## WHAT NEEDS TO BE DONE
Among the entries below, find the lines with the word "name" and copy them.

## DATA FOR REVIEW

++++++++

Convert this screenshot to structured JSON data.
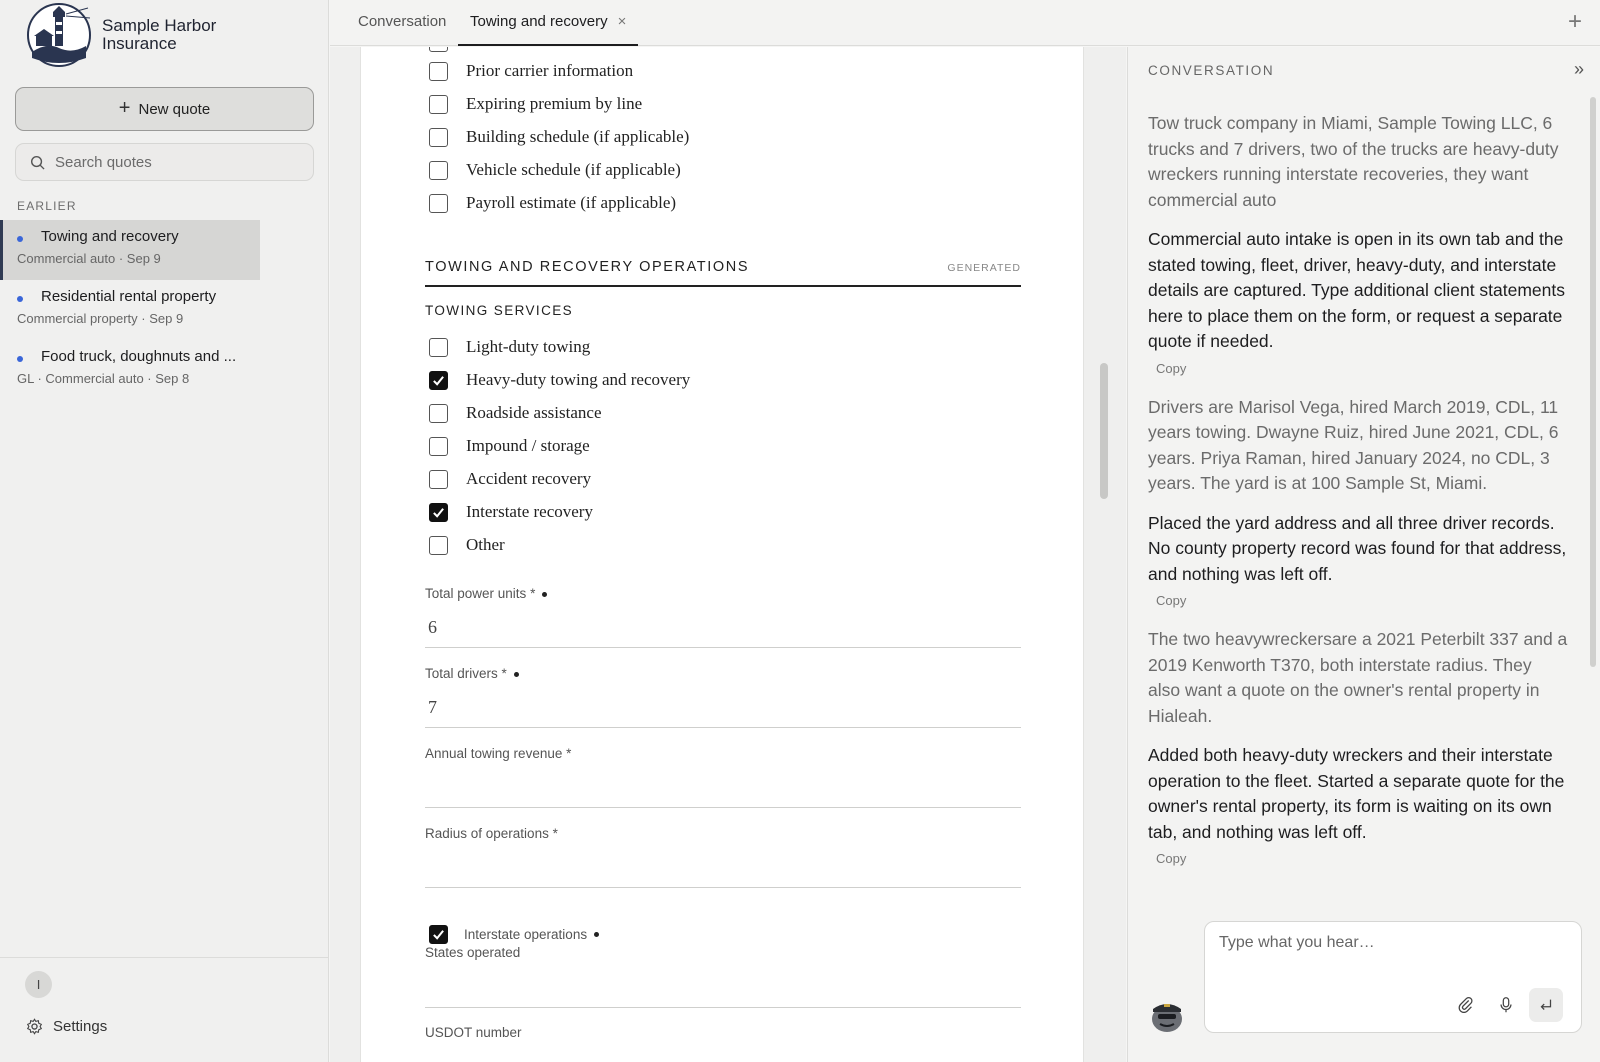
{
  "brand": {
    "name": "Sample Harbor Insurance"
  },
  "sidebar": {
    "new_quote_label": "New quote",
    "search_placeholder": "Search quotes",
    "section_label": "EARLIER",
    "quotes": [
      {
        "name": "Towing and recovery",
        "meta": "Commercial auto · Sep 9",
        "active": true
      },
      {
        "name": "Residential rental property",
        "meta": "Commercial property · Sep 9",
        "active": false
      },
      {
        "name": "Food truck, doughnuts and ...",
        "meta": "GL · Commercial auto · Sep 8",
        "active": false
      }
    ],
    "user_initial": "I",
    "settings_label": "Settings"
  },
  "tabs": [
    {
      "label": "Conversation",
      "active": false
    },
    {
      "label": "Towing and recovery",
      "active": true,
      "close": "×"
    }
  ],
  "tab_add": "+",
  "form": {
    "prior_items": [
      {
        "label": "Prior carrier information",
        "checked": false
      },
      {
        "label": "Expiring premium by line",
        "checked": false
      },
      {
        "label": "Building schedule (if applicable)",
        "checked": false
      },
      {
        "label": "Vehicle schedule (if applicable)",
        "checked": false
      },
      {
        "label": "Payroll estimate (if applicable)",
        "checked": false
      }
    ],
    "section_title": "TOWING AND RECOVERY OPERATIONS",
    "section_badge": "GENERATED",
    "sub_title": "TOWING SERVICES",
    "services": [
      {
        "label": "Light-duty towing",
        "checked": false
      },
      {
        "label": "Heavy-duty towing and recovery",
        "checked": true
      },
      {
        "label": "Roadside assistance",
        "checked": false
      },
      {
        "label": "Impound / storage",
        "checked": false
      },
      {
        "label": "Accident recovery",
        "checked": false
      },
      {
        "label": "Interstate recovery",
        "checked": true
      },
      {
        "label": "Other",
        "checked": false
      }
    ],
    "fields": {
      "power_units": {
        "label": "Total power units",
        "req": "*",
        "value": "6"
      },
      "drivers": {
        "label": "Total drivers",
        "req": "*",
        "value": "7"
      },
      "revenue": {
        "label": "Annual towing revenue",
        "req": "*",
        "value": ""
      },
      "radius": {
        "label": "Radius of operations",
        "req": "*",
        "value": ""
      },
      "interstate": {
        "label": "Interstate operations",
        "checked": true
      },
      "states": {
        "label": "States operated",
        "value": ""
      },
      "usdot": {
        "label": "USDOT number"
      }
    }
  },
  "conversation": {
    "header": "CONVERSATION",
    "copy_label": "Copy",
    "messages": [
      {
        "role": "user",
        "text": "Tow truck company in Miami, Sample Towing LLC, 6 trucks and 7 drivers, two of the trucks are heavy-duty wreckers running interstate recoveries, they want commercial auto"
      },
      {
        "role": "assistant",
        "text": "Commercial auto intake is open in its own tab and the stated towing, fleet, driver, heavy-duty, and interstate details are captured. Type additional client statements here to place them on the form, or request a separate quote if needed."
      },
      {
        "role": "user",
        "text": "Drivers are Marisol Vega, hired March 2019, CDL, 11 years towing. Dwayne Ruiz, hired June 2021, CDL, 6 years. Priya Raman, hired January 2024, no CDL, 3 years. The yard is at 100 Sample St, Miami."
      },
      {
        "role": "assistant",
        "text": "Placed the yard address and all three driver records. No county property record was found for that address, and nothing was left off."
      },
      {
        "role": "user",
        "text": "The two heavywreckersare a 2021 Peterbilt 337 and a 2019 Kenworth T370, both interstate radius. They also want a quote on the owner's rental property in Hialeah."
      },
      {
        "role": "assistant",
        "text": "Added both heavy-duty wreckers and their interstate operation to the fleet. Started a separate quote for the owner's rental property, its form is waiting on its own tab, and nothing was left off."
      }
    ],
    "composer_placeholder": "Type what you hear…"
  }
}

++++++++

## EXERCISE OUTPUT
    "name": "Sample Harbor Insurance"
        "name": "Towing and recovery",
        "name": "Residential rental property",
        "name": "Food truck, doughnuts and ...",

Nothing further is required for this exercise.